Nancyrowina said...

They do say we should use public transport more to be environmentally friendly, I don't have a car and only use public transport if I'm going anywhere I can't walk to. Really driving any car isn't environmentally sound, no matter what it runs on, as it would still contribute to congestion which makes the other cars slow down and pump out more smoke while they stuck in traffic jams.

And to answer your question, yes Yule is celebrated on the winter solstice. :) which is normally the day before Christmas or some time just before it.

Nancyrowina said...

They do say we should use public transport more to be environmentally friendly, I don't have a car and only use public transport if I'm going anywhere I can't walk to. Really driving any car isn't environmentally sound, no matter what it runs on, as it would still contribute to congestion which makes the other cars slow down and pump out more smoke while they stuck in traffic jams.

And to answer your question, yes Yule is celebrated on the winter solstice. :) which is normally the day before Christmas or some time just before it.

Nancyrowina said...

They do say we should use public transport more to be environmentally friendly, I don't have a car and only use public transport if I'm going anywhere I can't walk to. Really driving any car isn't environmentally sound, no matter what it runs on, as it would still contribute to congestion which makes the other cars slow down and pump out more smoke while they stuck in traffic jams.

And to answer your question, yes Yule is celebrated on the winter solstice. :) which is normally the day before Christmas or some time just before it.

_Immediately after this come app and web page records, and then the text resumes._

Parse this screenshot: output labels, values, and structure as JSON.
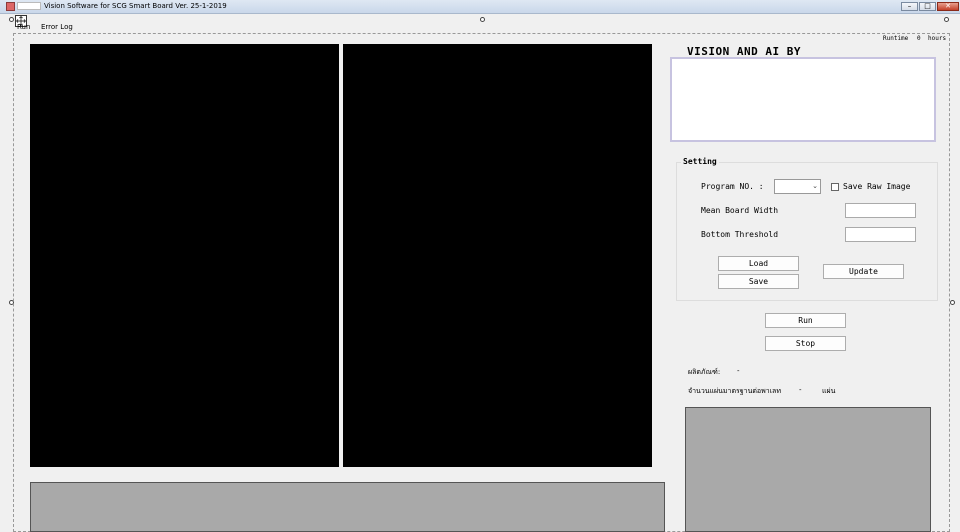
{
  "window": {
    "title": "Vision Software for SCG Smart Board Ver. 25-1-2019",
    "minimize_label": "–",
    "maximize_label": "□",
    "close_label": "✕"
  },
  "menu": {
    "items": [
      {
        "label": "Run"
      },
      {
        "label": "Error Log"
      }
    ]
  },
  "runtime": {
    "label": "Runtime",
    "value": "0",
    "unit": "hours"
  },
  "brand": {
    "text": "VISION AND AI BY"
  },
  "setting": {
    "title": "Setting",
    "program_no_label": "Program NO. :",
    "program_no_value": "",
    "save_raw_image_label": "Save Raw Image",
    "mean_board_width_label": "Mean Board Width",
    "mean_board_width_value": "",
    "bottom_threshold_label": "Bottom Threshold",
    "bottom_threshold_value": "",
    "load_label": "Load",
    "save_label": "Save",
    "update_label": "Update"
  },
  "controls": {
    "run_label": "Run",
    "stop_label": "Stop"
  },
  "product": {
    "label": "ผลิตภัณฑ์:",
    "value": "-",
    "count_label": "จำนวนแผ่นมาตรฐานต่อพาเลท",
    "count_value": "-",
    "count_unit": "แผ่น"
  },
  "colors": {
    "video_background": "#000000",
    "placeholder_gray": "#a9a9a9",
    "logo_border": "#c7c3e0"
  }
}
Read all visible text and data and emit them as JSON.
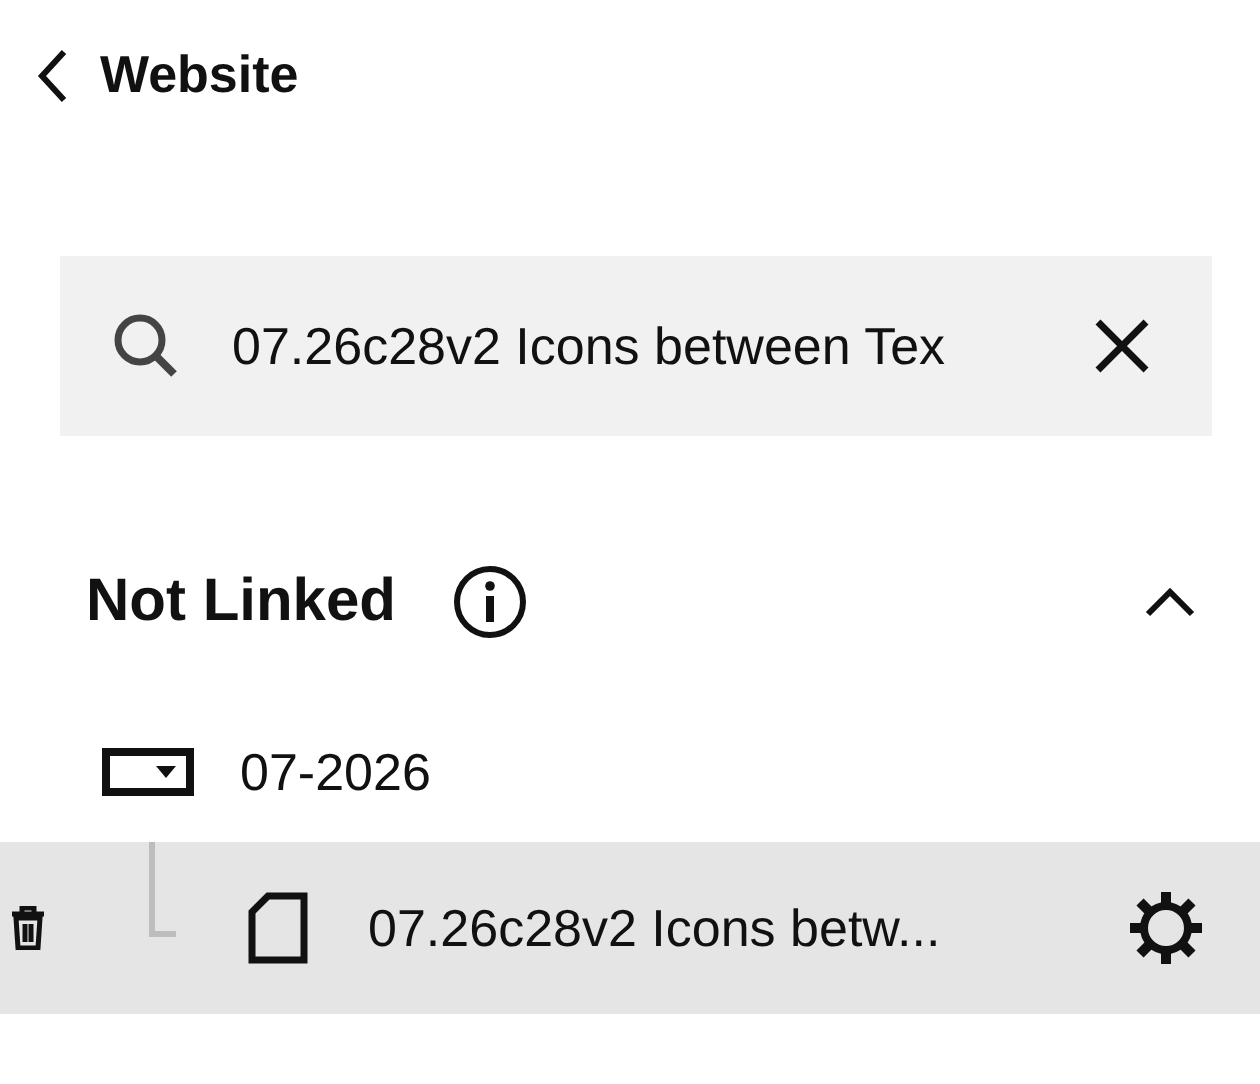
{
  "header": {
    "title": "Website"
  },
  "search": {
    "value": "07.26c28v2 Icons between Tex"
  },
  "section": {
    "title": "Not Linked",
    "expanded": true,
    "items": [
      {
        "label": "07-2026",
        "kind": "folder",
        "children": [
          {
            "label": "07.26c28v2 Icons betw...",
            "kind": "page",
            "selected": true
          }
        ]
      }
    ]
  }
}
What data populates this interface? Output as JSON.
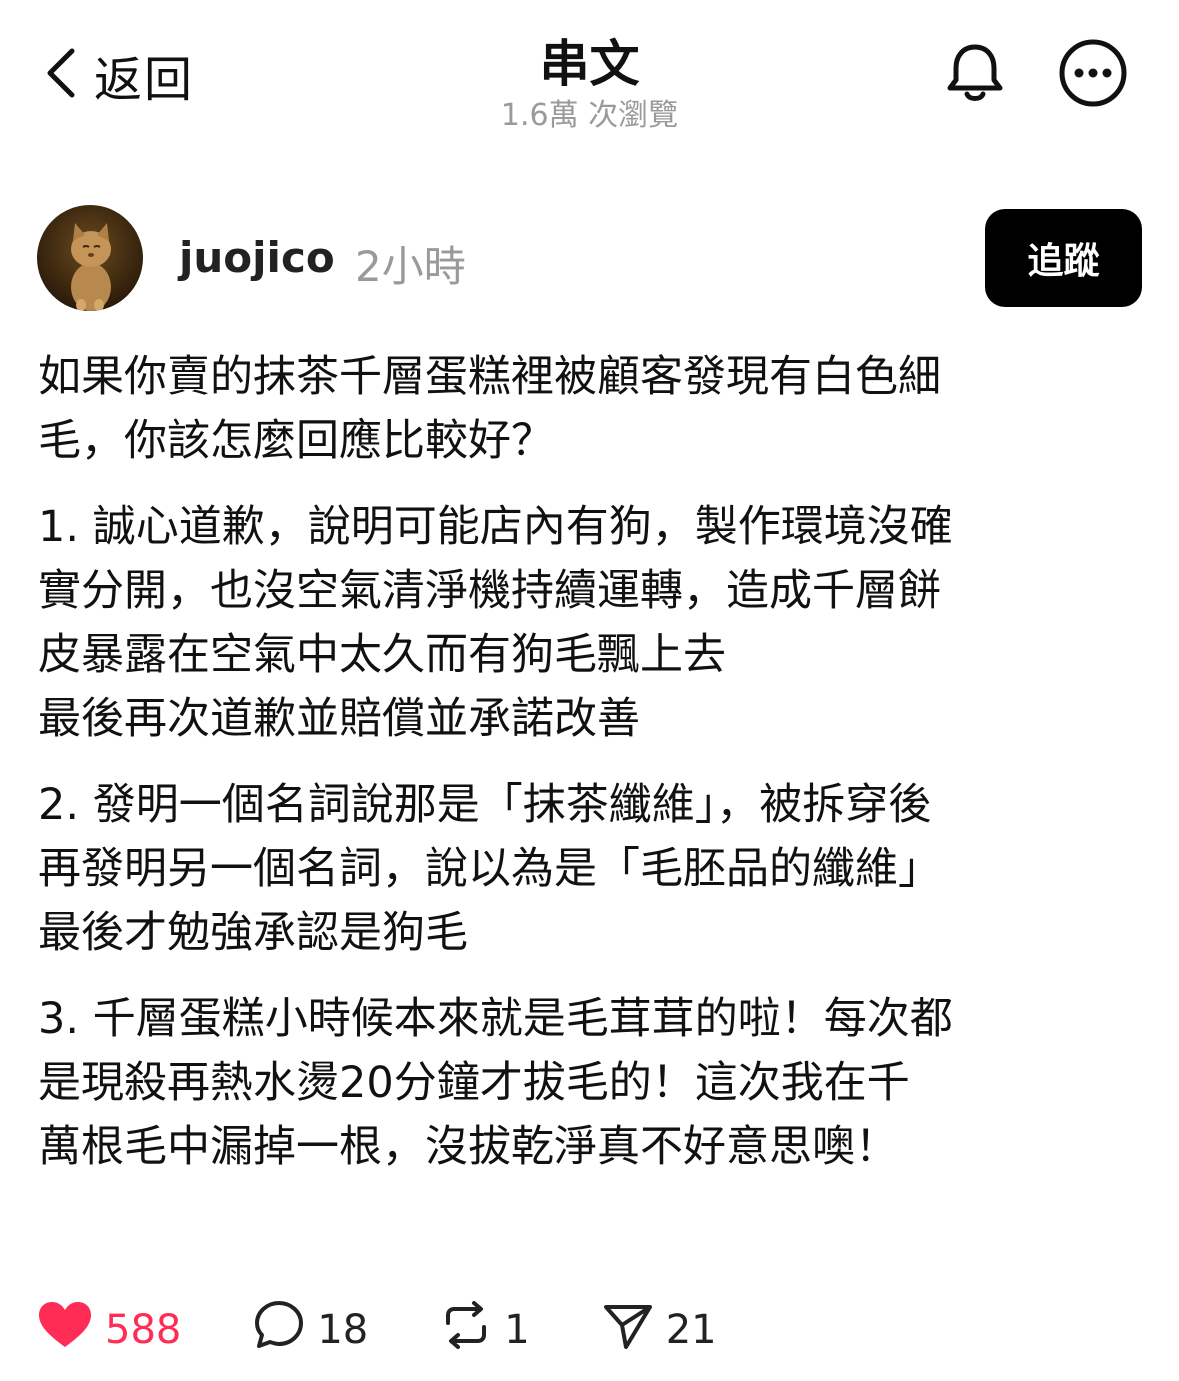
{
  "header": {
    "back_label": "返回",
    "title": "串文",
    "views": "1.6萬 次瀏覽",
    "icons": [
      "chevron-left-icon",
      "bell-icon",
      "more-icon"
    ]
  },
  "author": {
    "username": "juojico",
    "time": "2小時",
    "follow_label": "追蹤"
  },
  "post": {
    "paragraphs": [
      "如果你賣的抹茶千層蛋糕裡被顧客發現有白色細\n毛，你該怎麼回應比較好？",
      "1. 誠心道歉，說明可能店內有狗，製作環境沒確\n實分開，也沒空氣清淨機持續運轉，造成千層餅\n皮暴露在空氣中太久而有狗毛飄上去\n最後再次道歉並賠償並承諾改善",
      "2. 發明一個名詞說那是「抹茶纖維」，被拆穿後\n再發明另一個名詞，說以為是「毛胚品的纖維」\n最後才勉強承認是狗毛",
      "3. 千層蛋糕小時候本來就是毛茸茸的啦！每次都\n是現殺再熱水燙20分鐘才拔毛的！這次我在千\n萬根毛中漏掉一根，沒拔乾淨真不好意思噢！"
    ]
  },
  "actions": {
    "likes": "588",
    "comments": "18",
    "reposts": "1",
    "shares": "21"
  },
  "colors": {
    "like": "#ff2d55",
    "secondary_text": "#9a9a9a",
    "follow_bg": "#000000"
  }
}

Whatever said...

Either you really, really agreed with me or good ole blogspot is showing us its dark side. And to think they want people to switch to their beta software...

stev said...

o/t: i just switched to beta :P

interestingly mind-boggling yet fun to someone who isnt all that digging into things with wheels in motion ;)

CyberCelt said...

Stopped by for BYB Sunday.

We have the technology to make cars that run on any substance.

The EV1s were destroyed because they worked. No one was allowed to buy them. People wanted to buy them. I was one of them.

Whatever said...

stev: how has the beta version worked out for you so far?

cybercelt: I really need to get organized and post my BYBS articles on time :-(

On a different note, assuming for the moment that the EV1 really did work well, what do you think about the bigger picture? Do you think that we need to sacrifice convenience to reduce pollution, etc. or do you think that cars like the EV1 will solve those issues?